Midfielder Kyle Dixon of the Chesapeake Bayhawks shoots his… (Patrick Smith, Getty Images )
Kyle Dixon of the Chesapeake Bayhawks changed his jersey number before Saturday's home opener in tribute to a long-time friend who died last week.
Dixon switched from No. 11 to 5 and then paid his friend another tribute on the field against the Ohio Machine. The former Virginia All-American scored four goals — including three 2-pointers — and added three assists in a 10-point night that helped Chesapeake to a 23-11 victory over Ohio before a franchise-record 10,152 at Navy-Marine Corps Memorial Stadium.
Dixon changed to the number 5 to honor the memory of John Petrovick, a high school teammate of his at Spalding, who died last Saturday after a battle with brain cancer. The funeral was Friday.
"I bounced back a little mentally from last week," Dixon said. "He was a great kid, and I'm glad to honor him with this number."
Dixon's three 2-pointers made him the MLL's all-time leader with 36. He also became the eighth player in league history to score three 2-point goals in a game. One of his third-quarter goals also was the 100th of his career.
Three of Dixon's four goals came in the second half as Chesapeake (2-0) pulled away and turned a close game into a rout.
The Bayhawks struggled in the first half, were called for four penalties and allowed two extra-man goals as the expansion Machine (0-1) faced an 11-9 deficit at the break. But everything changed in the second half.
Chesapeake coach Dave Cottle replaced T.C. DiBartolo in goal with Joey Kemp to start the second half. Kemp made 10 saves in the final two quarters, allowed just two goals and helped the Bayhawks pull away.
"It was fun to step in there," Kemp said. "The defense did a great job. It was really the guys in front of me."

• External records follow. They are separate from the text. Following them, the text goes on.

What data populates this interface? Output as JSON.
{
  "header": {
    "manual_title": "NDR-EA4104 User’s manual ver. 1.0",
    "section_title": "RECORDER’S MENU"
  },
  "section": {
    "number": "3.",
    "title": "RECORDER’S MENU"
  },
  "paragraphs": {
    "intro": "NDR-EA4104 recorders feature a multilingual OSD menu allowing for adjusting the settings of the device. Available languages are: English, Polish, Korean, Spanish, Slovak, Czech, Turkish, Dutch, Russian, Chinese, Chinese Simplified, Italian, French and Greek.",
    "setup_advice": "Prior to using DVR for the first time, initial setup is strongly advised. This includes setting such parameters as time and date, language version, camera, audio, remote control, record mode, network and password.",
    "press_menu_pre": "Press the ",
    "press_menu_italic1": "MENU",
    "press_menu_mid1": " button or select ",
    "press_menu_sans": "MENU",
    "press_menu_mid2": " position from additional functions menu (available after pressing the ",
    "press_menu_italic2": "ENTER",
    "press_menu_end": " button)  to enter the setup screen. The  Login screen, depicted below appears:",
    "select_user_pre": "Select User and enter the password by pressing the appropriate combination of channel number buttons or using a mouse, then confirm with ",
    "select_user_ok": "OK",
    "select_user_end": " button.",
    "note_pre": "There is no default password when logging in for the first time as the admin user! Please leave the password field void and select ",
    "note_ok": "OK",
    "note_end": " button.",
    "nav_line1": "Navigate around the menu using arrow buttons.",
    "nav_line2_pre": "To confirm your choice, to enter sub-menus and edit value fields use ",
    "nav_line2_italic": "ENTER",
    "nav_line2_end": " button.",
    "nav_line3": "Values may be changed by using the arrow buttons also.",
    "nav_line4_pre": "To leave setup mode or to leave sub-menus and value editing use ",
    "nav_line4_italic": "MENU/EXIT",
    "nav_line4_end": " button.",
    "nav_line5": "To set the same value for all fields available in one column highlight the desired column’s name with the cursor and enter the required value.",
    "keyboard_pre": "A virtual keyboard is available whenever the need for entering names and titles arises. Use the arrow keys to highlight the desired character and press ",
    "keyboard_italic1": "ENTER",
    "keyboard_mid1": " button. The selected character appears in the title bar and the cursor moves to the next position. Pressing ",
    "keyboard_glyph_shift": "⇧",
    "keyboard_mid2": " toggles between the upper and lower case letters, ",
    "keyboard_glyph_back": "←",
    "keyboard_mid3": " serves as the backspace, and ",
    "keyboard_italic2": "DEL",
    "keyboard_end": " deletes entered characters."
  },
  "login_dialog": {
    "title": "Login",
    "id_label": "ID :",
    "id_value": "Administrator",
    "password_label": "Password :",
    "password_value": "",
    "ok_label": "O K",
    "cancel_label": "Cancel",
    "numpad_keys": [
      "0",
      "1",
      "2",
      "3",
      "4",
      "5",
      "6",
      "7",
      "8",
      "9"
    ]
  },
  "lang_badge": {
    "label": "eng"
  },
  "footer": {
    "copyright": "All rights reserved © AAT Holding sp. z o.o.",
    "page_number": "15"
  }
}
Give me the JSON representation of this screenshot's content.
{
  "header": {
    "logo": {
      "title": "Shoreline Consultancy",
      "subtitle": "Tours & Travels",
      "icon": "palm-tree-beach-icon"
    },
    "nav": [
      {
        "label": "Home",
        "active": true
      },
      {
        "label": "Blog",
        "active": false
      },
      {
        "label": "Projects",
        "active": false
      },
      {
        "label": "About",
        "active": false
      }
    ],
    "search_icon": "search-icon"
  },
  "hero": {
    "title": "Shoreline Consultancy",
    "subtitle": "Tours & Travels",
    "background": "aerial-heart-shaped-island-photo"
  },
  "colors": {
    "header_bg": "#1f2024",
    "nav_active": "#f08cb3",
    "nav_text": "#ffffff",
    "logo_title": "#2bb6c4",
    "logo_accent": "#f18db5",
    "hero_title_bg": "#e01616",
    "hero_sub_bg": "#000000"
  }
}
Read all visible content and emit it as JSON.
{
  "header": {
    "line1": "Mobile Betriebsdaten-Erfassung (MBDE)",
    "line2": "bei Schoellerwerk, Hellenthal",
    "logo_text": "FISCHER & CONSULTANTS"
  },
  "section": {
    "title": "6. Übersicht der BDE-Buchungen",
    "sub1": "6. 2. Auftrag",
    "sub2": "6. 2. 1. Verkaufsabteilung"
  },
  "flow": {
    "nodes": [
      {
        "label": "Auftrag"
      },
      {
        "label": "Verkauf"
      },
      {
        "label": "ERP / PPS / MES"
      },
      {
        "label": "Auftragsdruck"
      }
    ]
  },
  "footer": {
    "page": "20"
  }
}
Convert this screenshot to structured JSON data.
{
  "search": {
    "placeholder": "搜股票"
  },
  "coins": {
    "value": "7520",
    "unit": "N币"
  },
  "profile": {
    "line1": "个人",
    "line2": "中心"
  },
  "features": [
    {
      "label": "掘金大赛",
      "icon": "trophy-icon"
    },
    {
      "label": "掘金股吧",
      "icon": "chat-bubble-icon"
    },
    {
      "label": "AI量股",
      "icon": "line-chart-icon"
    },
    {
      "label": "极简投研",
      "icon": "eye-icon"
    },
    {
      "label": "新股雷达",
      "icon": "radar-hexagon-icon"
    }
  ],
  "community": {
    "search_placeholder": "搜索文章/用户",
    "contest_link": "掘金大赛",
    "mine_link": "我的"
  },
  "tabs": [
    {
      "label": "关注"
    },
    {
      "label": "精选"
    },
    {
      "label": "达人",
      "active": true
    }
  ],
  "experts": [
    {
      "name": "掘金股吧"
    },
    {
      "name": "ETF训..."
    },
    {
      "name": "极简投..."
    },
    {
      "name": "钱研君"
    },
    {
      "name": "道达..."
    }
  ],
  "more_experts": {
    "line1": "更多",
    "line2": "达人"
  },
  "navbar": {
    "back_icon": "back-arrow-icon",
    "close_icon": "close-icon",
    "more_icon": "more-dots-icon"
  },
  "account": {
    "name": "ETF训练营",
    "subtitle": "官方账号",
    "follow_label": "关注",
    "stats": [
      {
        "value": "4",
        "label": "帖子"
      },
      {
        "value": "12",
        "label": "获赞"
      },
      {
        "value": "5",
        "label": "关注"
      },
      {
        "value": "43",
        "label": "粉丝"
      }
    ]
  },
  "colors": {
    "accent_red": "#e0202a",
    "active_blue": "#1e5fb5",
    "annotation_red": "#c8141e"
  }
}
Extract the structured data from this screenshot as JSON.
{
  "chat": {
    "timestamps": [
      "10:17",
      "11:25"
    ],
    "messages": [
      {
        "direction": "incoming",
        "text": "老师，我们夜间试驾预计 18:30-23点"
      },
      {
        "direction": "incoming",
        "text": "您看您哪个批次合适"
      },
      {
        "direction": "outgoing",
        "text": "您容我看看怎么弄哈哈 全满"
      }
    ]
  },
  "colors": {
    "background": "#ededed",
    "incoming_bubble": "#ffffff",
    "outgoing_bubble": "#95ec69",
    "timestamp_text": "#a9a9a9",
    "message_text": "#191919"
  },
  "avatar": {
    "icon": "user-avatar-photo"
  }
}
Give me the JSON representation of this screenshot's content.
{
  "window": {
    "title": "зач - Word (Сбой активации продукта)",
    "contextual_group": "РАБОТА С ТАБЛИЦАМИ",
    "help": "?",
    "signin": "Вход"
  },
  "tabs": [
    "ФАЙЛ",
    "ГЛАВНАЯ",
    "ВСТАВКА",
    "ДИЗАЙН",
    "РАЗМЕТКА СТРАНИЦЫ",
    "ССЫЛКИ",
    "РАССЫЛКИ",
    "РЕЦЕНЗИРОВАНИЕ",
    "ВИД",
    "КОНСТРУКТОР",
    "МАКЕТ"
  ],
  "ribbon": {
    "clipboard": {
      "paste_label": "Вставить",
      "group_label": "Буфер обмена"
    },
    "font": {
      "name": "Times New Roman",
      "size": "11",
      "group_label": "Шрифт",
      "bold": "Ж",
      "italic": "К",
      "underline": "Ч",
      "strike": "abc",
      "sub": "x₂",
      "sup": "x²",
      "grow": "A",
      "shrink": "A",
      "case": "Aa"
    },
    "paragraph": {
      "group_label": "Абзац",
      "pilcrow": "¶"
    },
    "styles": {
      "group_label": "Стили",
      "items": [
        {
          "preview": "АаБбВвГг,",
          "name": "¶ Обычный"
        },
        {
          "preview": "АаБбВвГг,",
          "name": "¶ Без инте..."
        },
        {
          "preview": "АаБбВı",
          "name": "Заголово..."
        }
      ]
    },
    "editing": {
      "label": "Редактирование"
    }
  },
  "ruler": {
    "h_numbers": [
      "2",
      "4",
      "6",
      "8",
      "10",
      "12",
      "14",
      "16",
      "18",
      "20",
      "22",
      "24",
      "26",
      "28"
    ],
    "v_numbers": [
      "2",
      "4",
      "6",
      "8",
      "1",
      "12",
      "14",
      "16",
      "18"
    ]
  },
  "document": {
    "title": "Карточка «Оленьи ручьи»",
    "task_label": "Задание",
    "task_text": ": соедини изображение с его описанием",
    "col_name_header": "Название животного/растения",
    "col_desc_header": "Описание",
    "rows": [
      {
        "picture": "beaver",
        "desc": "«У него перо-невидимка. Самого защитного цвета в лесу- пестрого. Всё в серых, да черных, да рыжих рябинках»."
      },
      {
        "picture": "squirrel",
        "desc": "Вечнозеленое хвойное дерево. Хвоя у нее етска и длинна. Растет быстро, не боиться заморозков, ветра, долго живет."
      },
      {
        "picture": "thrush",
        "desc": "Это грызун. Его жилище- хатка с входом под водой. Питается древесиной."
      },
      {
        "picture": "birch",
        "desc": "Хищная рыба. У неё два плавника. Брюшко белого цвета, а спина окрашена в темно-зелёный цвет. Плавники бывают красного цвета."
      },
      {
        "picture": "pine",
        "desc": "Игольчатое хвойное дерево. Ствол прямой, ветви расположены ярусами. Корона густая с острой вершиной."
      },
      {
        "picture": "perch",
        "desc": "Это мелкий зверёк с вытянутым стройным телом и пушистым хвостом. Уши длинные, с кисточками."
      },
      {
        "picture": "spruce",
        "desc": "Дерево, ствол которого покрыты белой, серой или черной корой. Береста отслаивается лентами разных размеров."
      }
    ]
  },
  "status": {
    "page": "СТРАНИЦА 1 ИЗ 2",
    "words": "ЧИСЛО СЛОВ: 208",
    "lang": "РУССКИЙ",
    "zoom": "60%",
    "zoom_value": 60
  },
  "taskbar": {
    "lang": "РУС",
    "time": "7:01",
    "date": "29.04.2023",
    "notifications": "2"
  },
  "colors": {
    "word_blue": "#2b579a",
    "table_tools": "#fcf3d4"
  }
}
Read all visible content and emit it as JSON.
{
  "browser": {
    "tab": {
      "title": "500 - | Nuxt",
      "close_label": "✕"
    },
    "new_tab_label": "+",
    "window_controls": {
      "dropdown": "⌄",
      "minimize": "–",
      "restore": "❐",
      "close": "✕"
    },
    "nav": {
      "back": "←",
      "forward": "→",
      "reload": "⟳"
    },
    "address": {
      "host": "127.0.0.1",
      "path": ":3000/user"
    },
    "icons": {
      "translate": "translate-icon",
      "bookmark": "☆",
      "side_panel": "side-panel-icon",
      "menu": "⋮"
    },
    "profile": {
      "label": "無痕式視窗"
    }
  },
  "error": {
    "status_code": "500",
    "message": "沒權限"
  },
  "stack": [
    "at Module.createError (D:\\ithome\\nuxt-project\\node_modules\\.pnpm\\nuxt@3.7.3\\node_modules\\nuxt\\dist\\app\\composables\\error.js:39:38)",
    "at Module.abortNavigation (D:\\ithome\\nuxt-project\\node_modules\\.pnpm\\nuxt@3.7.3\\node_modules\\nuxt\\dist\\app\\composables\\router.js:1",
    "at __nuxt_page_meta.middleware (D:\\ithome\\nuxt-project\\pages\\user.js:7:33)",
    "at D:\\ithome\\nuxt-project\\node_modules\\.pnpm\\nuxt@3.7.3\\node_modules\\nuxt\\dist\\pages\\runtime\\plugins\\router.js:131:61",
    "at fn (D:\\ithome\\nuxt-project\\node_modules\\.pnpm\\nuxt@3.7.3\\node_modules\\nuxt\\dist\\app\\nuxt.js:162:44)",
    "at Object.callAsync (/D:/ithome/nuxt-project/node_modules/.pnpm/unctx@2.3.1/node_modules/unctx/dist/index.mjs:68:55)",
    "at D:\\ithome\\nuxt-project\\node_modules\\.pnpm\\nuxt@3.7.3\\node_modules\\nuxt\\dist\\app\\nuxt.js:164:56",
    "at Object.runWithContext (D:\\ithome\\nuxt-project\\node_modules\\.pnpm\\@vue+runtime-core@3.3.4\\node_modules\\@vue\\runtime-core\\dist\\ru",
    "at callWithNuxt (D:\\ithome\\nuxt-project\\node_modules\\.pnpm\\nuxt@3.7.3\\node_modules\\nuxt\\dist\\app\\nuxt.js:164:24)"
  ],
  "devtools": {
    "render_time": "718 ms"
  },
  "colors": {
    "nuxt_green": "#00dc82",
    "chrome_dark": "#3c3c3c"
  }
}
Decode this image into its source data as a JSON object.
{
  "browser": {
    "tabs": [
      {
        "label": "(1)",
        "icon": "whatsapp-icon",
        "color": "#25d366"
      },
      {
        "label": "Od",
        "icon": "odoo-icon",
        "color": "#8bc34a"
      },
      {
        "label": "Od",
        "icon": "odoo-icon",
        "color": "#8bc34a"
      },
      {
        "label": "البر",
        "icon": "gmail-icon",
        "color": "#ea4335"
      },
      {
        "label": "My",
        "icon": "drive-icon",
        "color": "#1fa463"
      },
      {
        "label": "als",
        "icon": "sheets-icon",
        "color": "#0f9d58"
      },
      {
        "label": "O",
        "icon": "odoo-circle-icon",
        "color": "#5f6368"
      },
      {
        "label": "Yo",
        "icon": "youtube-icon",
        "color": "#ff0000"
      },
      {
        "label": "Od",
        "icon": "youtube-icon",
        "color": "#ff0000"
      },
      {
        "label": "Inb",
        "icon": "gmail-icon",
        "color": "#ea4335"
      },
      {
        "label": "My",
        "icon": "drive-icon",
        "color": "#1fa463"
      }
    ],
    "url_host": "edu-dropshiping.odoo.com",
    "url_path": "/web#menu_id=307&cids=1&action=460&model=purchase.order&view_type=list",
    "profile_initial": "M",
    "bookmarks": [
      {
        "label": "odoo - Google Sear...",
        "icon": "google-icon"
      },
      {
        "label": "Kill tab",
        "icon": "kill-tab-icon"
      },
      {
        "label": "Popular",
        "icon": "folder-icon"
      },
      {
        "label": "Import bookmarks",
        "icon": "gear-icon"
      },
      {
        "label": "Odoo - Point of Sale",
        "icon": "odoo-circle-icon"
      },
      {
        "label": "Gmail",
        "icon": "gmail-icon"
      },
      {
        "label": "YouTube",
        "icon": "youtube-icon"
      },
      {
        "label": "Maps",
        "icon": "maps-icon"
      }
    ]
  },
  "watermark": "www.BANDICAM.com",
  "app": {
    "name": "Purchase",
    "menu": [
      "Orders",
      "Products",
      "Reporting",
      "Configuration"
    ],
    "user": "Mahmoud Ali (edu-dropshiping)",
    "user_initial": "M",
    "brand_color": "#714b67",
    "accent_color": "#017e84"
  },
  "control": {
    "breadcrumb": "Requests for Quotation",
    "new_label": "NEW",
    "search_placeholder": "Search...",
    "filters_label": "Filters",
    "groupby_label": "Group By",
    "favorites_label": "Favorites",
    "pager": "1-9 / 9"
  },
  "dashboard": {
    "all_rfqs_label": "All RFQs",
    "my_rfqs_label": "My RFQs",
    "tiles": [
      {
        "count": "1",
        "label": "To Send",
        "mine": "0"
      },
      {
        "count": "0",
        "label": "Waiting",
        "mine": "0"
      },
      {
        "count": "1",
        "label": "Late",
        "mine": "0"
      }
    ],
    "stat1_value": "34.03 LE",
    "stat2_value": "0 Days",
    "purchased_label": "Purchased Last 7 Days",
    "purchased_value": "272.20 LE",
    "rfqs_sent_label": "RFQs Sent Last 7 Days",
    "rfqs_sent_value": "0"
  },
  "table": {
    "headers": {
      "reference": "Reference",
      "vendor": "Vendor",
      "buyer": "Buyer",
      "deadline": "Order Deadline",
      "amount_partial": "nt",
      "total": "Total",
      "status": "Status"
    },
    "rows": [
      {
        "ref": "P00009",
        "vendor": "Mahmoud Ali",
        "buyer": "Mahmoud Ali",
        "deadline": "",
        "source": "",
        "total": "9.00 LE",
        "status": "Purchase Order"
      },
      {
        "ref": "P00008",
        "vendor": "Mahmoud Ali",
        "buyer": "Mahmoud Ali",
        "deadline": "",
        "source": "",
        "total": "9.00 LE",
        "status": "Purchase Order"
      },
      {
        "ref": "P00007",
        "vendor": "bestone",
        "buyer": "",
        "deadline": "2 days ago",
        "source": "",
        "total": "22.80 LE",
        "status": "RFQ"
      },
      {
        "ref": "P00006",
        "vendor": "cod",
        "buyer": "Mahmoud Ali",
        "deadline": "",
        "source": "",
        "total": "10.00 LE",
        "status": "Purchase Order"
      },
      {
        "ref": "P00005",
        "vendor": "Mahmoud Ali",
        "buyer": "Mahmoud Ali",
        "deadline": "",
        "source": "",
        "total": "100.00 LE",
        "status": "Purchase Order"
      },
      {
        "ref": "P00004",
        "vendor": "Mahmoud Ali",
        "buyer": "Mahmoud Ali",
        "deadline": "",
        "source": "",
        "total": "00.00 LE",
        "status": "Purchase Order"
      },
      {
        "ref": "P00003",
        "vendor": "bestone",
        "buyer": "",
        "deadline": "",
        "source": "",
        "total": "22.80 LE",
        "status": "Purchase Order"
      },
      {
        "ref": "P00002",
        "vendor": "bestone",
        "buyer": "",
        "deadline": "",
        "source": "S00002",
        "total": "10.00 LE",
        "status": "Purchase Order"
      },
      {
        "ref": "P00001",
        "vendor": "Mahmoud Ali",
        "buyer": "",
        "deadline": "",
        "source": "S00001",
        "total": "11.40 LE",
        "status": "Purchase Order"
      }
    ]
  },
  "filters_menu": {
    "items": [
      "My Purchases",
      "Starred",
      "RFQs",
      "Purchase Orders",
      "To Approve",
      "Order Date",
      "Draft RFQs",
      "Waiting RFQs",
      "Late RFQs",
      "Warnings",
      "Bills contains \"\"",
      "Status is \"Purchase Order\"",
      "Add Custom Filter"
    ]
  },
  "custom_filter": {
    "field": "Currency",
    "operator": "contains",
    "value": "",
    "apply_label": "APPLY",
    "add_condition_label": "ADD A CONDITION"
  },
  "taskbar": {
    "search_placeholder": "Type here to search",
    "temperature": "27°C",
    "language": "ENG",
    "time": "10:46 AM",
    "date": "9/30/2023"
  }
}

Cottle said the move wasn't made because of DiBartolo's first half performance. He made the decision Friday night after DiBartolo went the distance in goal in last week's win in Long Island.Cottle said he wanted to put Kemp in as pay-off for all the work he'd done so far.
Kemp's play was just one of a number of things the Bayhawks did better in the second half.
"I think we wore them down a little bit," Cottle said. "We had six fouls in the first half; we played too much man down. [But] we dominated face-offs and then Joey Kemp in the second half made saves early…we got settled, then we played better defense."
Adam Rand also helped Chesapeake in the final two quarters. He had won 10 of 19 first-half faceoffs but took six of the third period's seven draws to help the Bayhawks maintain longer stretches of possession.
Rand won 12 of 14 in the second half as the Bayhawks outscored Ohio, 12-2, and controlled the game from start to finish. Overall, Rand won 22 of 33 draws..
"In the second half, we never got the ball," Machine coach Ted Garber said."They won all the faceoffs. With the shooters they have and the offensive guys they have, if we had the ball that many times, we'd score a lot, too. But we didn't have it."
Ben Hunt and Steven Brooks each finished with four goals and five points. They scored the first two goals of the second half, just 65 seconds apart, for a 13-9 lead. Danny Glading and Dixon followed with two more goals to stretch the lead to 15-9.
But the Bayhawks got the next six points to break the game open. Drew Westervelt's goal midway through the fourth quarter gave Chesapeake a 21-10 lead.